__DATA EXTRACT__:
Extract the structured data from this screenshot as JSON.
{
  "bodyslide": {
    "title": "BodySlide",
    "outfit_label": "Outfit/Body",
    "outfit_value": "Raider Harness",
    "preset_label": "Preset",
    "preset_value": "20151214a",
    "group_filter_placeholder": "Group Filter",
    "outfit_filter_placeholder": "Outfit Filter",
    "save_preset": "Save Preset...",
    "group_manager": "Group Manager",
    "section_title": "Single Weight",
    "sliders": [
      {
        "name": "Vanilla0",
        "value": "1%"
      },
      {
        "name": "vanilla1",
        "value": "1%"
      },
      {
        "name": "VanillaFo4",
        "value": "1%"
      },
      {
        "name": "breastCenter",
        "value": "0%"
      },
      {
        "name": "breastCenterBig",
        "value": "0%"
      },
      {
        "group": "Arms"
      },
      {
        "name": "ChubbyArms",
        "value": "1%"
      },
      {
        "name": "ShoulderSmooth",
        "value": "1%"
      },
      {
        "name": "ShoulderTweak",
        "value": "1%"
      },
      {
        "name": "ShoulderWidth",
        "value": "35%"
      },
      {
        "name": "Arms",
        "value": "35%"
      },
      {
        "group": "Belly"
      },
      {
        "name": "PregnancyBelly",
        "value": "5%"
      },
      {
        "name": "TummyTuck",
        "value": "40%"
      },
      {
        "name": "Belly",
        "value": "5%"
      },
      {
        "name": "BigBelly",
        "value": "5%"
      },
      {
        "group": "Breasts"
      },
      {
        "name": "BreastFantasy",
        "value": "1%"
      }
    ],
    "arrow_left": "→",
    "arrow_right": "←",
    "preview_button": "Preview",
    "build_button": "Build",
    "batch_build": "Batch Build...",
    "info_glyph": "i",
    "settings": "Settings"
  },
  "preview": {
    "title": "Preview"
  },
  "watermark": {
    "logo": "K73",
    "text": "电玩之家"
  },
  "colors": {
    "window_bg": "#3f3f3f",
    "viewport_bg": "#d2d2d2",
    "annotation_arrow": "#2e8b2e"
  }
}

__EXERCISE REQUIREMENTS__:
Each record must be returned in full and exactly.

__ANSWER TO THIS TASK__:
Extract the structured data from this screenshot as JSON.
{
  "bodyslide": {
    "title": "BodySlide",
    "outfit_label": "Outfit/Body",
    "outfit_value": "Raider Harness",
    "preset_label": "Preset",
    "preset_value": "20151214a",
    "group_filter_placeholder": "Group Filter",
    "outfit_filter_placeholder": "Outfit Filter",
    "save_preset": "Save Preset...",
    "group_manager": "Group Manager",
    "section_title": "Single Weight",
    "sliders": [
      {
        "name": "Vanilla0",
        "value": "1%"
      },
      {
        "name": "vanilla1",
        "value": "1%"
      },
      {
        "name": "VanillaFo4",
        "value": "1%"
      },
      {
        "name": "breastCenter",
        "value": "0%"
      },
      {
        "name": "breastCenterBig",
        "value": "0%"
      },
      {
        "group": "Arms"
      },
      {
        "name": "ChubbyArms",
        "value": "1%"
      },
      {
        "name": "ShoulderSmooth",
        "value": "1%"
      },
      {
        "name": "ShoulderTweak",
        "value": "1%"
      },
      {
        "name": "ShoulderWidth",
        "value": "35%"
      },
      {
        "name": "Arms",
        "value": "35%"
      },
      {
        "group": "Belly"
      },
      {
        "name": "PregnancyBelly",
        "value": "5%"
      },
      {
        "name": "TummyTuck",
        "value": "40%"
      },
      {
        "name": "Belly",
        "value": "5%"
      },
      {
        "name": "BigBelly",
        "value": "5%"
      },
      {
        "group": "Breasts"
      },
      {
        "name": "BreastFantasy",
        "value": "1%"
      }
    ],
    "arrow_left": "→",
    "arrow_right": "←",
    "preview_button": "Preview",
    "build_button": "Build",
    "batch_build": "Batch Build...",
    "info_glyph": "i",
    "settings": "Settings"
  },
  "preview": {
    "title": "Preview"
  },
  "watermark": {
    "logo": "K73",
    "text": "电玩之家"
  },
  "colors": {
    "window_bg": "#3f3f3f",
    "viewport_bg": "#d2d2d2",
    "annotation_arrow": "#2e8b2e"
  }
}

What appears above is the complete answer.